For all its significance both to superhero obsessives and streaming junkies, to call Marvel’s “The Defenders” hotly anticipated would feel a little disingenuous.
Yes, the superhero team up miniseries marks the culmination of a three-year partnership with Netflix. And yes, it promises to cross over the four preexisting fruits of the studios’ shared labor with the ambitions of a small-screen, street-level “Avengers.”
But the truth is — with the glaring exception of “Jessica Jones,” a bona fide psychological noir that doubled as a superhero saga — Marvel and Netflix’s standalones have progressively leaned more marvel-less than marvelous. Audience interest has dwindled accordingly.
After a promising freshman run, “Daredevil” completely lost its footing amid a dreary second season. “Luke Cage” packed in philosophy and feeling but squandered its charismatic lead and rich sense of place on a story line that went in circles without going anywhere at all. And “Iron Fist,” dogged ahead of release by accusations of cultural appropriation, proved even worse than early detractors had anticipated, saddling its hero (a privileged white guy who takes it upon himself to mansplain kung fu to a half-Chinese, half-Japanese martial-arts expert, for reference) with a punishingly dull arc.
In the wake of those series — which, differing quality aside, possess deeply dissimilar narrative voices and visual stylings — it’s only reasonable to greet “The Defenders” with more cautious curiosity than feverish excitement. And, judging from the first four episodes (out of a planned eight), that would be the right reaction.
Not a tone-deaf disaster on the scale of “Iron Fist,” nor a triumph of complex characterization and cultural commentary like “Jessica Jones,” “The Defenders” is ultimately adequate, treating each of the shows that preceded it like squeezed-out dollops on a painter’s palette to be applied selectively to an otherwise blank canvas.
That strategy — which also applies visually, with lighting, camerawork, and musical cues changing in accordance with which character is driving a particular scene — requires setup, meaning that the first episode keeps Daredevil (Charlie Cox), Jessica Jones (Krysten Ritter), Luke Cage (Mike Colter), and Iron Fist (Finn Jones) separate, rejoining each in their respective corners of New York before nudging them none-too-subtly toward a rendezvous point.

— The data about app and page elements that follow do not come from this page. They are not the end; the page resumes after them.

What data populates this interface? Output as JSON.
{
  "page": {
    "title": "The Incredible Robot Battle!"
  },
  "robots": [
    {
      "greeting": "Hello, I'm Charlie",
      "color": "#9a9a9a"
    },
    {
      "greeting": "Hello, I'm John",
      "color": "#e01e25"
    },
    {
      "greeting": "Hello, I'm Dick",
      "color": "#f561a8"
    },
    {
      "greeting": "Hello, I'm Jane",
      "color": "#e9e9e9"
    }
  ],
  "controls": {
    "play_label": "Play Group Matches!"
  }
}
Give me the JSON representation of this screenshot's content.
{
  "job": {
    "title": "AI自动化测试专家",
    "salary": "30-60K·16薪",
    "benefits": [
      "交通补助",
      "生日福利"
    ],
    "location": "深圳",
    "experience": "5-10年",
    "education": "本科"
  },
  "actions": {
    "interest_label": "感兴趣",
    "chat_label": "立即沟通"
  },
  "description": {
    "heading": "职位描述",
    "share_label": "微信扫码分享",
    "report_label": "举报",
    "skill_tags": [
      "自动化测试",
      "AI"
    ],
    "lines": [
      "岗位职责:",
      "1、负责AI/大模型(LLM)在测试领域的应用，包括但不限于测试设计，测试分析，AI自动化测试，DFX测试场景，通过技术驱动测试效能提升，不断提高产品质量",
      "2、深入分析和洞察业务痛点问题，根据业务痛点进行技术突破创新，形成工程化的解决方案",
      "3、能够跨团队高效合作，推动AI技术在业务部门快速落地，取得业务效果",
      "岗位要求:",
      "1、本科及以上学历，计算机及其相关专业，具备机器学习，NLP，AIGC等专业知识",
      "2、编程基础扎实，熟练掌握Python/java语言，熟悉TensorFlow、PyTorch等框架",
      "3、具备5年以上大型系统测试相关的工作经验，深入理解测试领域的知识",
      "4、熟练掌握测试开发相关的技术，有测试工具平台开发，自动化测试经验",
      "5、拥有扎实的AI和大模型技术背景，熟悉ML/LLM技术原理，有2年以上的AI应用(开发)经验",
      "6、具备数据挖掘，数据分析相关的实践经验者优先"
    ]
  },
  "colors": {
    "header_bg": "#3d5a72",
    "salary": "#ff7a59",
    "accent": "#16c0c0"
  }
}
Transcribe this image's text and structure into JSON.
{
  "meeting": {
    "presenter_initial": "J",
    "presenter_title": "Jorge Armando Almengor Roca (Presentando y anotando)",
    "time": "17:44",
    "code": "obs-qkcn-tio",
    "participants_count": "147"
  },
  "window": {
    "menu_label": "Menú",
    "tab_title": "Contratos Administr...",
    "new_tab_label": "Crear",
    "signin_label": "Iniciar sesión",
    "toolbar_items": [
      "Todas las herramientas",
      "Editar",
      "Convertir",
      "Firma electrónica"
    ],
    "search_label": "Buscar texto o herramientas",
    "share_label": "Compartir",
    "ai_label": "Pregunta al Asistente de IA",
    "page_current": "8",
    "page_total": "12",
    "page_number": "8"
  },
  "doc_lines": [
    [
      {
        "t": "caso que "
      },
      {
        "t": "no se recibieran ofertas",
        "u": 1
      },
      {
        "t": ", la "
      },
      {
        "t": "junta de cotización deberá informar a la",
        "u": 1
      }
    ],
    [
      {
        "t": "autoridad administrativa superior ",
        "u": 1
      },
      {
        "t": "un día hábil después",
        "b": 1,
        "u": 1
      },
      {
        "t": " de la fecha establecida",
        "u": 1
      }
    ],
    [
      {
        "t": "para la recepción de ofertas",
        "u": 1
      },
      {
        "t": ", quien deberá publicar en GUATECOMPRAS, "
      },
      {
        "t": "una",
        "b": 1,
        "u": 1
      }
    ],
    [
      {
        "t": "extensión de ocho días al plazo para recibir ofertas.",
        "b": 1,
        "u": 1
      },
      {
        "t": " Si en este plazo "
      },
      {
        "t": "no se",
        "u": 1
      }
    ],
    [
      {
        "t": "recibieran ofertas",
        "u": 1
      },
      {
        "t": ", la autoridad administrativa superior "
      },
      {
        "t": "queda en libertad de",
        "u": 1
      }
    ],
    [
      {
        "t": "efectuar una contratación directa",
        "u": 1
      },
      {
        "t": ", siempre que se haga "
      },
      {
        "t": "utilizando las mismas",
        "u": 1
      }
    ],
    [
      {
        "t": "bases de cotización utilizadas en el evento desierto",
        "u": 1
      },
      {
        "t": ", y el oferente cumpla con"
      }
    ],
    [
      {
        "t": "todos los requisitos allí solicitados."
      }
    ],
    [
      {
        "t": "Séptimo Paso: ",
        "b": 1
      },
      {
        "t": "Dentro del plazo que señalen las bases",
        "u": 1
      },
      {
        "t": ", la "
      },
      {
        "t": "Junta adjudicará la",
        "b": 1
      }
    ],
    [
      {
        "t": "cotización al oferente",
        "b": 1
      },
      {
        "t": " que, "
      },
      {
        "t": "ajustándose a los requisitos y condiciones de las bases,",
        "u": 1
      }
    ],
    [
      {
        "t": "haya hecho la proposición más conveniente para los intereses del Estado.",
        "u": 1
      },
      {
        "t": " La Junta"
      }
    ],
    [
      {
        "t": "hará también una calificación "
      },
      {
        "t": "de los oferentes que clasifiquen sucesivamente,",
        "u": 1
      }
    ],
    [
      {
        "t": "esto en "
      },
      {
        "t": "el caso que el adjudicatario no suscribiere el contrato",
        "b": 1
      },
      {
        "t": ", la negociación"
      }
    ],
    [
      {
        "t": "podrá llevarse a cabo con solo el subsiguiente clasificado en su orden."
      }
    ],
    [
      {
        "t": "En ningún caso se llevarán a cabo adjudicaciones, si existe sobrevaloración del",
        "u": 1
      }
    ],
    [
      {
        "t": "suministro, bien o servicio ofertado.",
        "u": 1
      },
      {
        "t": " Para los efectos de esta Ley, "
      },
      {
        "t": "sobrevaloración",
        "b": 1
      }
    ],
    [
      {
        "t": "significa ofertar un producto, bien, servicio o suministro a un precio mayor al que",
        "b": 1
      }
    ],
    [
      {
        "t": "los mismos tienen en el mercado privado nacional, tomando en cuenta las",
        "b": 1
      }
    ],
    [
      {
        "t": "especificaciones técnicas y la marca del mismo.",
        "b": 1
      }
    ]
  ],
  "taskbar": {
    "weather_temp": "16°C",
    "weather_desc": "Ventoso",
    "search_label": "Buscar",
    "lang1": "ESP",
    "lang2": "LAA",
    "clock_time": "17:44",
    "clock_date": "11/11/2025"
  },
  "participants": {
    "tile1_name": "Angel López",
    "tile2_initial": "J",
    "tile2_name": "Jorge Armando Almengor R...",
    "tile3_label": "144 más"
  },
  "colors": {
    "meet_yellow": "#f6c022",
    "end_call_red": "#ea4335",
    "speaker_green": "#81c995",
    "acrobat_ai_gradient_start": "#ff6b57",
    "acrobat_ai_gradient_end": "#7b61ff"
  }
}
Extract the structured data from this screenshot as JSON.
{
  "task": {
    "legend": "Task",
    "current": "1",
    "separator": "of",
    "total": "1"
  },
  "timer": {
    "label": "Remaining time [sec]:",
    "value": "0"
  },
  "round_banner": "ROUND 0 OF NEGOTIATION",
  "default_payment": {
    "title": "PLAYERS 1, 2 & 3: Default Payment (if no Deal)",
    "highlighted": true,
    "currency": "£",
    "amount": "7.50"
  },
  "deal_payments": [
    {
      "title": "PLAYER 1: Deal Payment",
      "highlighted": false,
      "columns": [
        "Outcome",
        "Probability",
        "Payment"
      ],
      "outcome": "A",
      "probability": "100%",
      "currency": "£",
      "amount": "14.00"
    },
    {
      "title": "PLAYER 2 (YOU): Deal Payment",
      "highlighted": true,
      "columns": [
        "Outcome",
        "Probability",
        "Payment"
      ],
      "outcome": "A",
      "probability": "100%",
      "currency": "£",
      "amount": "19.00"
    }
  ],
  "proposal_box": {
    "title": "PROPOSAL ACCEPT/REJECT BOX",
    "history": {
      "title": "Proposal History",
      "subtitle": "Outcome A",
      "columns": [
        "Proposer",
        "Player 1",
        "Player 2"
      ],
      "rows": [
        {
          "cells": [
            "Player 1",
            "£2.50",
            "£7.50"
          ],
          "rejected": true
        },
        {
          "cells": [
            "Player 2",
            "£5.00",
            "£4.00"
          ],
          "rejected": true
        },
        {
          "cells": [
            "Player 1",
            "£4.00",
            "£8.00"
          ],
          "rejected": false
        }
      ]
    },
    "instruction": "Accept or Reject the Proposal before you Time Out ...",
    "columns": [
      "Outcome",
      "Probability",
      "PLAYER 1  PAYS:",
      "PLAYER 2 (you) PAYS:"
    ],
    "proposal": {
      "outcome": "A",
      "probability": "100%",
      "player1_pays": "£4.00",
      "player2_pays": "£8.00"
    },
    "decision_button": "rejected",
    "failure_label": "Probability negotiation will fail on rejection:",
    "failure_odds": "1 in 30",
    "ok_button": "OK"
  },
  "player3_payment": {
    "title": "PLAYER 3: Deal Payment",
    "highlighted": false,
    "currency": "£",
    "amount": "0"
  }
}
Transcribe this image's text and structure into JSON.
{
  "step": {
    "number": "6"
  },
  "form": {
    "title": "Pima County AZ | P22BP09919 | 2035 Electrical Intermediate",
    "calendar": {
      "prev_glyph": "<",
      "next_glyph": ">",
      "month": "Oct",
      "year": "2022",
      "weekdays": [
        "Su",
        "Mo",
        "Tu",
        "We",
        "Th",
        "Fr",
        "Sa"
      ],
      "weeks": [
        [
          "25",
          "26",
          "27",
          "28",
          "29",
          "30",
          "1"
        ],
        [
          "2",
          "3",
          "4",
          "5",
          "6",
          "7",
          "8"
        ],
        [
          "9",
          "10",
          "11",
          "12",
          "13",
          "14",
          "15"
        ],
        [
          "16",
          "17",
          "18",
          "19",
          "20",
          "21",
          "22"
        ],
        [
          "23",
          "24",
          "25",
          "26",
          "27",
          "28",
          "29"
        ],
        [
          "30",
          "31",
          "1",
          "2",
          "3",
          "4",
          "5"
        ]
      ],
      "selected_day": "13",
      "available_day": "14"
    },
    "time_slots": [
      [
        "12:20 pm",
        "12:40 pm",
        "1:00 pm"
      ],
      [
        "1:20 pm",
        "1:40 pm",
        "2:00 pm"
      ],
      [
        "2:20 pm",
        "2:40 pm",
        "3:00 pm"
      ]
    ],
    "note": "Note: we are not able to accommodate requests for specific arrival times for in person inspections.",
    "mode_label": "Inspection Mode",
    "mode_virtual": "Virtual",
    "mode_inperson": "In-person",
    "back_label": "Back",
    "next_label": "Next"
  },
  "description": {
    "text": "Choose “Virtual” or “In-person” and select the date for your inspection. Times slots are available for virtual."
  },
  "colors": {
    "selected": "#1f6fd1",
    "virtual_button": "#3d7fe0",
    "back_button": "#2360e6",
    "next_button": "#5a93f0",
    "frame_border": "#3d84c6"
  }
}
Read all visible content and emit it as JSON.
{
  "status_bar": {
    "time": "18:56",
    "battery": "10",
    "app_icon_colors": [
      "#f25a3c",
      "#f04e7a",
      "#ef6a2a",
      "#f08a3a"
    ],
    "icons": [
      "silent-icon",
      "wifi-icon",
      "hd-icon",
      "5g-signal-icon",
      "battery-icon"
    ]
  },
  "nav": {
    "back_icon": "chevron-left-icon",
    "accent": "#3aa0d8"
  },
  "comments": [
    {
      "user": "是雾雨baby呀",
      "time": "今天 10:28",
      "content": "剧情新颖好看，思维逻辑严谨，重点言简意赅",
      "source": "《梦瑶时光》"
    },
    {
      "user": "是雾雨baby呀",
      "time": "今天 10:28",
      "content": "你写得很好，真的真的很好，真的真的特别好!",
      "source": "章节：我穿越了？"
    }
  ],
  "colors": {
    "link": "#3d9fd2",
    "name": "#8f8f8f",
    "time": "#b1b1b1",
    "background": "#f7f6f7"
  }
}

As in “The Avengers,” it takes a shared threat to unite the heroes: Alexandra (Sigourney Weaver, excellent), an enigmatic businesswoman with vaguely apocalyptic designs on New York. At her side is Daredevil’s resurrected ex-flame, as well as the ninja clan he battled throughout the second season of his own show. Iron Fist, coincidentally, has been entrusted with the age-old duty of destroying said ninja clan. Jessica Jones, still working as a private eye, ends up looking for a missing person with a connection to the baddies. And Luke Cage, newly freed from prison, is just trying to help a kid in his neighborhood who’s fallen in with them.
Some of the heroes’ paths to Alexandra are more believable than others, and the maneuvering necessary to set them up strands “The Defenders” with the same turgid pacing that afflicted previous Marvel/Netflix offerings. But the show improves as it goes along, and it soars in the action scenes, particularly — in what’s become a running joke for these series — during an impressively choreographed hallway fight, where Luke shields Iron Fist from bullets and Matt repurposes Jessica’s scarf as a makeshift mask.
In those moments, “The Defenders” works, relishing its everyday-Avengers aesthetic by infusing the superhero spectacle with touches of grungy realism (to wit, their Stark Tower is a Chinese restaurant they muscle into after closing time). Weaver helps, even if her quietly menacing turn can’t hold a candle to such past adversaries as Vincent D’Onofrio’s Kingpin or David Tennant’s Kilgrave. What’s really missing from this team-up, though, is the kind of personality that so elevated “Jessica Jones” and “Luke Cage.”
In tackling, respectively, the emotional trauma of sexual assault and the escape velocity needed to break free of multifaceted oppression, those series made Marvel mature. “The Defenders,” on the other hand, has no voice to speak of; even the plot feels beside the point. While it’s a kick to watch these heroes trade barbs and sometimes blows, the miniseries leaves you itching for them, especially Jessica and Luke, to return to their own, somehow more expansive sandboxes.
Starring: Finn Jones, Charlie Cox, Krysten Ritter, Mike Colter, Sigourney Weaver
On Netflix, streams Friday